Osan member helps strengthen US, ROK bond
OSAN AIR BASE, Republic of Korea -- Service members stationed in the Republic of Korea come and go, but one person provides a constant for those who want to become involved in the community.
Since 2006, Jim Dunnet, Korean American Partnership Association outreach coordinator, has provided service members with multiple avenues for volunteering.
"Through life's experiences I realized the key to life is not accumulation, but contribution," Dunnet said.
The purpose of KAPA is to strengthen the Korean and American alliance through participation in joint activities such as tours, festivals, trash pickup, conversational English and other events.
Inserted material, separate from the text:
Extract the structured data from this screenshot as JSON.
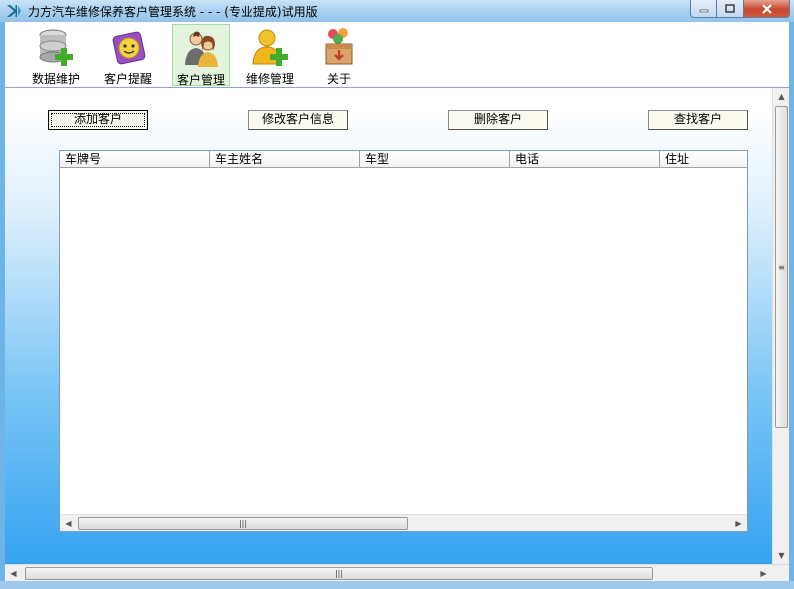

"This program is important because it helps Koreans and Americans to better understand each other's history, language and culture," Dunnet said.
Service members who are interested in volunteering in the community and strengthening the Korean and American alliance can join the events that KAPA hosts.
One of those is conversational English, where Korean students are brought on to Osan to learn English and Americans go off base to learn about the Korean community. This event is held the first Saturday of each month from 9:30 a.m. to 1 p.m.
Osan Troops for Trash is another option. Service members and civilians go on an 8-mile hike to pick up trash in the Songtan Entertainment District and on Buraksan Mountain. Troops for Trash is held on the second Saturday of every month from 9:30 a.m. to 3 p.m.
Similar to Troops for Trash is Doolittle Dumpsters where participants clean up garbage at Osan's Doolittle Gate and do landscaping. This event is held the third Saturday of every month from 9:30 a.m. to 12:30 p.m.
The fourth event is Humphrey's Troops for Trash. It consists of a 5-mile hike and cleaning the shopping area outside the walk-through gate of U.S. Army Garrison Humphreys, ROK. The group also goes to Castle Park to learn some of the history and culture of Korea. This event is held the fourth Saturday of every month from 10 a.m. to 2 p.m.
These programs haves given Dunnet a greater appreciation of what Americans and Koreans have in common and their differences by providing a lending hand to the community.
"I have gained many friendships and a respect for Koreans and Americans who want a better world and lasting relationship throughout my time working in these programs," he said. "It has also given me a tremendous sense of esprit de corps and camaraderie between the two nations."